- September 14, 2019
- Posted by: admin
- Category: Teaching In China
Since early July, we’ve noticed what seems like an uptick in teacher detainments, along with several government announcements related to increasing education oversight and policing of unqualified workers.
On the morning of July 10, authorities in Jiangsu announced that they had detained 19 people after they failed drug tests. Of those detailed, 16 were foreigners – seven teachers and nine students – and one of the individuals was held by police under criminal law (as opposed to simply administrative detention). According to reports, all of the teachers worked at English First (EF), a notable English-language training center company in China.
Less than a month after the events in Jiangsu and more than 1,500 kilometers away, police in Foshan, Guangdong busted five foreign teachers who were working illegally at an English-language training center inside a shopping mall in Nanhai district. The teachers, who were from Africa and Europe, were fined RMB 5,000 and their visas were canceled. As for the training center itself, it was hit with a whopping RMB 50,000 fine and the boss is being held legally responsible for the whole episode by the Nanhai police sub-bureau.
There have been other cases, too, but perhaps more telling are recently announced government initiatives set to target unqualified foreign teachers and those working on tourist and business visas.
On July 12, China’s Ministry of Education released strict new rules for online education companies as the Central Government looks to further crack down on the massive after-school tutoring industry. The new guidelines require that online education institutions publicly display the personal details of their foreign employees in a “prominent location” on their platforms. This includes teachers’ names, pictures, previous academic and professional experience and teaching qualifications.
Online training institutions that fail to comply with these rules – and more – will be blacklisted and have their information included in the national credit information sharing platform.
And earlier this month, education authorities in Guangdong announced that all education institutes in the province, from universities all the way down to small training centers and kindergartens, must undertake rigorous background checks of all foreign teachers they employ. In addition, no foreign employees “are allowed to be recruited as teachers before being granted work permits and residence permits” and schools must create ‘files’ for each individual by mid-September.
The new rules were released on the Guangdong Provincial Department of Education’s website and state that files on foreign teachers will be submitted to local departments for education, public security, science and technology and foreign expert affairs.
But it’s not just us that have noticed the trend: Earlier today, Reuters published an article exploring the soaring number of foreign teachers in China that have been arrested and deported over the last year “amid a broad crackdown” to create a “cleaner” and more patriotic learning environment.
The report cites an internally disturbed memo at EF, which runs 300 education facilities across China, that claims the company has seen a substantial increase in people being detained for alleged narcotics and cybersecurity offenses, as well as fighting. The document was sent to EF employees on June 27.

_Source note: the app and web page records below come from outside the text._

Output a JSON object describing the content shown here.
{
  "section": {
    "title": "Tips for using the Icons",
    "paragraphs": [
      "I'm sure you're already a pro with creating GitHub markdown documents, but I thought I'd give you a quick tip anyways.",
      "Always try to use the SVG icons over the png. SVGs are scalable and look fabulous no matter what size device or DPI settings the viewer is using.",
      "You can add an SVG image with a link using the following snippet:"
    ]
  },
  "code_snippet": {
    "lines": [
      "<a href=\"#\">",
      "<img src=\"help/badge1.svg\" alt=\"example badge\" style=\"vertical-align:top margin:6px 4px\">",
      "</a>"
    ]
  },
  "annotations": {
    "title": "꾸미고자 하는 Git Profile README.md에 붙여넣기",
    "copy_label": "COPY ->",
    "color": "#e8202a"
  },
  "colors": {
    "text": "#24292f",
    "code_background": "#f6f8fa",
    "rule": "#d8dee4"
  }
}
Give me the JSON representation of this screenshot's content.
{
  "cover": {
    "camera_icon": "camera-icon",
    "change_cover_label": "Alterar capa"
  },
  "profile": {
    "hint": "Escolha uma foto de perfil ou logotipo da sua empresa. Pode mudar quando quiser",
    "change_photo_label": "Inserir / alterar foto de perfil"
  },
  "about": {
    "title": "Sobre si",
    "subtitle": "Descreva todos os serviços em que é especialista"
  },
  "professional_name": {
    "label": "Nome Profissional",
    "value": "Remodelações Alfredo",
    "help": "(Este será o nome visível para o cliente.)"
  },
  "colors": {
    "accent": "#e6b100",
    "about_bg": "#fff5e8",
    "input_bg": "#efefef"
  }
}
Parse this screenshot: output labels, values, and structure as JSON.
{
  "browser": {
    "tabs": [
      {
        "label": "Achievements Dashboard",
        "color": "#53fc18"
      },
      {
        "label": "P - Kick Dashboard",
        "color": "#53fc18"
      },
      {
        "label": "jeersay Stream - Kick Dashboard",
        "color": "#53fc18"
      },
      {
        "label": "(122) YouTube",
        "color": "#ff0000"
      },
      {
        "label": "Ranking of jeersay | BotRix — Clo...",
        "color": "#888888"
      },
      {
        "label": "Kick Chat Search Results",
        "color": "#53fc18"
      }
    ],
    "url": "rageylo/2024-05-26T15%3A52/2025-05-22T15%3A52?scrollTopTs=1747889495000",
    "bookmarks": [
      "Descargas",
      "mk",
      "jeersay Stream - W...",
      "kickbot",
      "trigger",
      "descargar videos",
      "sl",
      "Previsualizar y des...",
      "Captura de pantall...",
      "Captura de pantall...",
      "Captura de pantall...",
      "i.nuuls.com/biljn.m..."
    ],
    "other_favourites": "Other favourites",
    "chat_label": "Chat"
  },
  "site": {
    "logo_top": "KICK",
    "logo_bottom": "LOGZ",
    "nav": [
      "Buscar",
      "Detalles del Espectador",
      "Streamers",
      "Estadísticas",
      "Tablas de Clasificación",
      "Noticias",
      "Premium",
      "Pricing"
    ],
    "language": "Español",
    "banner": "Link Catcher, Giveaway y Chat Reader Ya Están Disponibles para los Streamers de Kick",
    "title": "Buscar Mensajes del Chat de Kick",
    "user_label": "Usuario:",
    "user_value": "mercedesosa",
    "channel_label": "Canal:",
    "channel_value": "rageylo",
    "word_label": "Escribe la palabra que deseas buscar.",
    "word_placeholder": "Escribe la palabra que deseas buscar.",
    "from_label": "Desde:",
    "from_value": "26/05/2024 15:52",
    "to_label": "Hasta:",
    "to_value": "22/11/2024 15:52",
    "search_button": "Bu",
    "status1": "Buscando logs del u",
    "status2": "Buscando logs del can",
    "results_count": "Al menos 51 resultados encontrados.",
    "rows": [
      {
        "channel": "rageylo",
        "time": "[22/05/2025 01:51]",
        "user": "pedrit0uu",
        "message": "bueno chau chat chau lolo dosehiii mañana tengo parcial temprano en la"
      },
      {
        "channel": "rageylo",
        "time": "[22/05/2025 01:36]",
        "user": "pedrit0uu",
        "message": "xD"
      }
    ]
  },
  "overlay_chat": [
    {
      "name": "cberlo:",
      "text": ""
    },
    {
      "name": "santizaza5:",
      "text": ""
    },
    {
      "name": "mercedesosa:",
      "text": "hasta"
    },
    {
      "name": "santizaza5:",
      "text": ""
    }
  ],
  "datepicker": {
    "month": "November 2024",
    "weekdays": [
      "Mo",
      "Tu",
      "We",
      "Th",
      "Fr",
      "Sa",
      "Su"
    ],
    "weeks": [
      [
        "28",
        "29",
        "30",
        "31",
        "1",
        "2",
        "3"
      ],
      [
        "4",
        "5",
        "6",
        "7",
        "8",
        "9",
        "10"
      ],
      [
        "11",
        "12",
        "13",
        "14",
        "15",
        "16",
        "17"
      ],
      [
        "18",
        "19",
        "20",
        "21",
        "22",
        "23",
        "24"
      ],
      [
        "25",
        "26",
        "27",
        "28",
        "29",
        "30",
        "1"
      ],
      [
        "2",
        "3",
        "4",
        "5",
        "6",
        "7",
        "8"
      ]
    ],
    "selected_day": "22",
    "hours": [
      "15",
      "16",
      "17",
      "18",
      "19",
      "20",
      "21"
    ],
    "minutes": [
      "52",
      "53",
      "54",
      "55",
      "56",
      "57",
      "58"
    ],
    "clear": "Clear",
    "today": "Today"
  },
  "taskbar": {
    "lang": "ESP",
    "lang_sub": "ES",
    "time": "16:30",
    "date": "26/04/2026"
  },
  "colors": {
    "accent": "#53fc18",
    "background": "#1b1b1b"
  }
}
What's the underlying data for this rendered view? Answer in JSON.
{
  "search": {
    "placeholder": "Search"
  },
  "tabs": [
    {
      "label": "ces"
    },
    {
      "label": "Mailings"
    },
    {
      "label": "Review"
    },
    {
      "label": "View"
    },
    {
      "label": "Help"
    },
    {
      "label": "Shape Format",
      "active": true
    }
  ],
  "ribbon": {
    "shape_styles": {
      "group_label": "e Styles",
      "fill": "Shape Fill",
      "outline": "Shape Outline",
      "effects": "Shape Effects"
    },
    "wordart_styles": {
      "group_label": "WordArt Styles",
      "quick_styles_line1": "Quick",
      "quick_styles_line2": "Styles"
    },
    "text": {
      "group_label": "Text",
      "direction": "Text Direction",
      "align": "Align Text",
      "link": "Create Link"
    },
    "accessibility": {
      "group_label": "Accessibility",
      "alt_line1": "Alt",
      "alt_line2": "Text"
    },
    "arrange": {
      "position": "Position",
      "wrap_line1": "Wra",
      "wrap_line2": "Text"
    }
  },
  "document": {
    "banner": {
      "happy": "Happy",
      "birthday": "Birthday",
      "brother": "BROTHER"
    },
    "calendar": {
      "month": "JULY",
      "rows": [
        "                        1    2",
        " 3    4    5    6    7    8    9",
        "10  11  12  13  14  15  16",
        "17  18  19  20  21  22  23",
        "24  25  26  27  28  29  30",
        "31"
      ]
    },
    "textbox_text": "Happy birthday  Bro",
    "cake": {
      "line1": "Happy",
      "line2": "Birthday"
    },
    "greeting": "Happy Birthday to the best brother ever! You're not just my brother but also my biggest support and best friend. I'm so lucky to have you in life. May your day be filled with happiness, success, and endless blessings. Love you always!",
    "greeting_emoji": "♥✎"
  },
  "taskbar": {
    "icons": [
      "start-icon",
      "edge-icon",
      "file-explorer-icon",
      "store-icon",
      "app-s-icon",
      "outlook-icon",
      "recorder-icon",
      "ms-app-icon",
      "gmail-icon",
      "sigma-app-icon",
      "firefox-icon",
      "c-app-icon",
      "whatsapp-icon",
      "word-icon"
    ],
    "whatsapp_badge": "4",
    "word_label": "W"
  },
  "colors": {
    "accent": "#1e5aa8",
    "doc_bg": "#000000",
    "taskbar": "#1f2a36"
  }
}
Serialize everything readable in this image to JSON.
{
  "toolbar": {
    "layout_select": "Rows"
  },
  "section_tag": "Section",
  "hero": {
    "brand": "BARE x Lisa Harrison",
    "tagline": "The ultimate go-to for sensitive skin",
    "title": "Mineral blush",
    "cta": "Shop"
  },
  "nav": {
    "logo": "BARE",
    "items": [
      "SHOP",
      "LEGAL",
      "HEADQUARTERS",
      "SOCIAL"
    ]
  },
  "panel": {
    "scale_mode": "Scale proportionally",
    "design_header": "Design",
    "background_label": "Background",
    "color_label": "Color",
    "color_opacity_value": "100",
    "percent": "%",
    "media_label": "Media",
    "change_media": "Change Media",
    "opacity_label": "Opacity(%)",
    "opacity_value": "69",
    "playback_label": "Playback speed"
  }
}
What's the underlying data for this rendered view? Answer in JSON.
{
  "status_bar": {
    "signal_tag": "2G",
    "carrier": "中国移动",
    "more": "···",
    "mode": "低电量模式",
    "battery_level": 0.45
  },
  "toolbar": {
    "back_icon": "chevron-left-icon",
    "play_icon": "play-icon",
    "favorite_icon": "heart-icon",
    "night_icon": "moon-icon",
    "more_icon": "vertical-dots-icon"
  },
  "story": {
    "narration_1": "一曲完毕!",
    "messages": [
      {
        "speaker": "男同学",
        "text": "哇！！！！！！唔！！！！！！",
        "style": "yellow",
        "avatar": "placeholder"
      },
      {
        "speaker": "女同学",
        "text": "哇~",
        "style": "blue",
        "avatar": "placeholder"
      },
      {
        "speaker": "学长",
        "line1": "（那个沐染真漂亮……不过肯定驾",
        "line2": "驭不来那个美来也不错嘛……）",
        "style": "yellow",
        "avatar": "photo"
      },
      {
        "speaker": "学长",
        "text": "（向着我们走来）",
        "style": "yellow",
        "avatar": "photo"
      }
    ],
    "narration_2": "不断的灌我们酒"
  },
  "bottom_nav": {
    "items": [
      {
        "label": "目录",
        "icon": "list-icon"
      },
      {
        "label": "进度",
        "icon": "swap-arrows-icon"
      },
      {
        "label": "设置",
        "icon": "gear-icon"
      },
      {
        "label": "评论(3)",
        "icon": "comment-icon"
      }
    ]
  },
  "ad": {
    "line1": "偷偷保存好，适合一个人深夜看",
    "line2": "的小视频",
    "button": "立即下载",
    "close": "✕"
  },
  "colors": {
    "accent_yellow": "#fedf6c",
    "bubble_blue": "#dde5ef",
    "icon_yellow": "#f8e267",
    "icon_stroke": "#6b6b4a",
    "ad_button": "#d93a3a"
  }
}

Additionally, Reuters spoke to four law firms that said that requests for legal representation from foreign teachers in China have surged between four and tenfold over the past six months.
Reuters notes that many of the legal cases against foreign teachers based in China are the result of “new and enhanced drug-testing measures, including testing methods that can track drug use over a longer time,” such as hair tests. (Hair follicle tests can, for example, detect cannabis and cocaine use during the 90 days preceding the test, according to Healthline.)
Hair follicle tests have taken place in major Chinese cities, from Guangzhou and Shenzhen to Shanghai and Kunming, among others.
Embassies and other diplomatic outposts in China have not been blind to this trend. Over the past half year, UK diplomatic offices in China have released numerous warnings to foreigners regarding illegal drug use.
But drug users are not the only folks in China’s education industry that are at risk: As noted above, document checks at schools and training centers have been increasing in China.
“I’ve noticed, nowadays, government checks [have increased] and there is more attention on English teachers,” a senior Chinese staffer at a popular Guangzhou-based English-language education company tells us, adding “I don’t think it is a good thing, because too many people in China need to learn English and [if this crackdown continues] we will not have enough English teachers.”
Reuters’ report states that both a Beijing international school and a Shanghai-based teaching agency were able to confirm the rise in foreign teacher arrests.
When asked what advice he’d give to people thinking of coming to China to work illegally, one South China-based training center manager told us this: “Find somewhere remote to work, out of a major city. Other than that, it’s just not worth the risk anymore. Otherwise, find somewhere willing to put you on a volunteer contract or unpaid internship for paperwork purposes.”
Our advice? Don’t work illegally in China, as the educator quoted above notes: it’s just not worth the risk. The China Law Blog takes this even further, advising people that are thinking about working in China as a teacher not to do it, and seek employment in other countries such as Thailand, Japan or Vietnam.